Data under study ->
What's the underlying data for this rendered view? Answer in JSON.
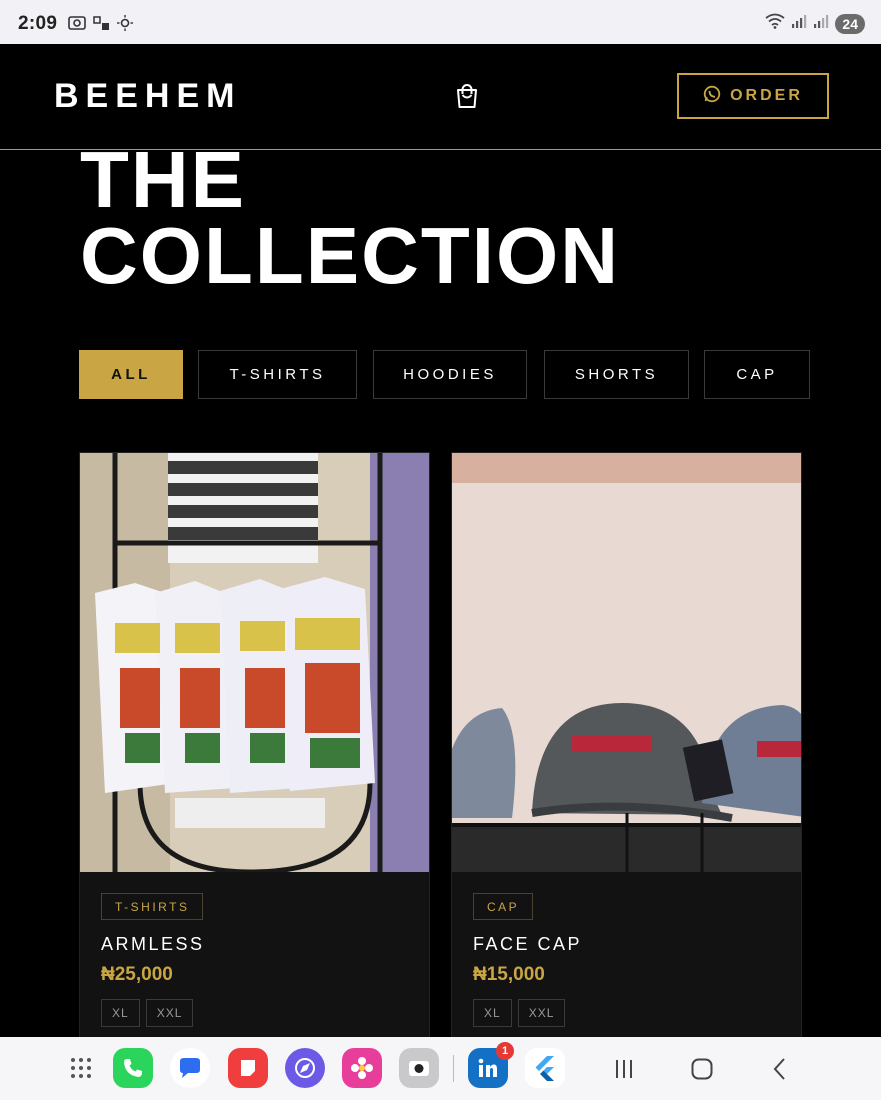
{
  "status_bar": {
    "time": "2:09",
    "battery": "24"
  },
  "nav": {
    "brand": "BEEHEM",
    "order_label": "ORDER"
  },
  "heading": {
    "line1": "THE",
    "line2": "COLLECTION"
  },
  "filters": [
    {
      "label": "ALL",
      "active": true
    },
    {
      "label": "T-SHIRTS",
      "active": false
    },
    {
      "label": "HOODIES",
      "active": false
    },
    {
      "label": "SHORTS",
      "active": false
    },
    {
      "label": "CAP",
      "active": false
    }
  ],
  "products": [
    {
      "category": "T-SHIRTS",
      "name": "ARMLESS",
      "price": "₦25,000",
      "sizes": [
        "XL",
        "XXL"
      ]
    },
    {
      "category": "CAP",
      "name": "FACE CAP",
      "price": "₦15,000",
      "sizes": [
        "XL",
        "XXL"
      ]
    }
  ],
  "dock": {
    "linkedin_badge": "1"
  },
  "colors": {
    "accent_gold": "#c9a544",
    "background": "#000000",
    "card": "#121212"
  }
}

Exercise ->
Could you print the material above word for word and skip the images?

Task answer ->
What's the underlying data for this rendered view? Answer in JSON.
{
  "status_bar": {
    "time": "2:09",
    "battery": "24"
  },
  "nav": {
    "brand": "BEEHEM",
    "order_label": "ORDER"
  },
  "heading": {
    "line1": "THE",
    "line2": "COLLECTION"
  },
  "filters": [
    {
      "label": "ALL",
      "active": true
    },
    {
      "label": "T-SHIRTS",
      "active": false
    },
    {
      "label": "HOODIES",
      "active": false
    },
    {
      "label": "SHORTS",
      "active": false
    },
    {
      "label": "CAP",
      "active": false
    }
  ],
  "products": [
    {
      "category": "T-SHIRTS",
      "name": "ARMLESS",
      "price": "₦25,000",
      "sizes": [
        "XL",
        "XXL"
      ]
    },
    {
      "category": "CAP",
      "name": "FACE CAP",
      "price": "₦15,000",
      "sizes": [
        "XL",
        "XXL"
      ]
    }
  ],
  "dock": {
    "linkedin_badge": "1"
  },
  "colors": {
    "accent_gold": "#c9a544",
    "background": "#000000",
    "card": "#121212"
  }
}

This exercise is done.